● What to produce
Return the number of lines below with "Service" in them, and nothing else.

● Data shown
%%
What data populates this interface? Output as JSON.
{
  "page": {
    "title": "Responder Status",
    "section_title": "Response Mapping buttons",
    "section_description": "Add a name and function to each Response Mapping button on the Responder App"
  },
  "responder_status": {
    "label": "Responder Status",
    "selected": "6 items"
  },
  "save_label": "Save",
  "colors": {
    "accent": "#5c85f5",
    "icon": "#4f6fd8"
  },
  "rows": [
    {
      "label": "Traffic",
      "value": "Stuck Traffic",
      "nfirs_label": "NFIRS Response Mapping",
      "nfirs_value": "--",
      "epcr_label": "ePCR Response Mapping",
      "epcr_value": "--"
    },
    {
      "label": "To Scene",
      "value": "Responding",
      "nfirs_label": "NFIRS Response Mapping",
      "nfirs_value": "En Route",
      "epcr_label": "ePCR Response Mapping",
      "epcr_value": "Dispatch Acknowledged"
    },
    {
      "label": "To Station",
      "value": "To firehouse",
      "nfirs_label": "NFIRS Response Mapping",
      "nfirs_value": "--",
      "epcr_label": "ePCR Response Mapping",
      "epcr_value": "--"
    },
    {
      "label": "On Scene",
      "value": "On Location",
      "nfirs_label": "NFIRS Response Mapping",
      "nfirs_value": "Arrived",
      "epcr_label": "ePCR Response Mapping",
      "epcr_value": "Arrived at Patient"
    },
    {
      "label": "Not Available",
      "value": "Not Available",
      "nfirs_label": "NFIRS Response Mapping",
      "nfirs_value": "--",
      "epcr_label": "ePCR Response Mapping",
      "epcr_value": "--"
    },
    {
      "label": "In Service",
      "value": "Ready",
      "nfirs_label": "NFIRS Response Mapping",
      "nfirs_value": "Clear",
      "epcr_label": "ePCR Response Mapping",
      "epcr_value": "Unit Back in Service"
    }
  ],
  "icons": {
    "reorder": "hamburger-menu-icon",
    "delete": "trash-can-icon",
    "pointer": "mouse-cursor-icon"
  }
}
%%
● Output
2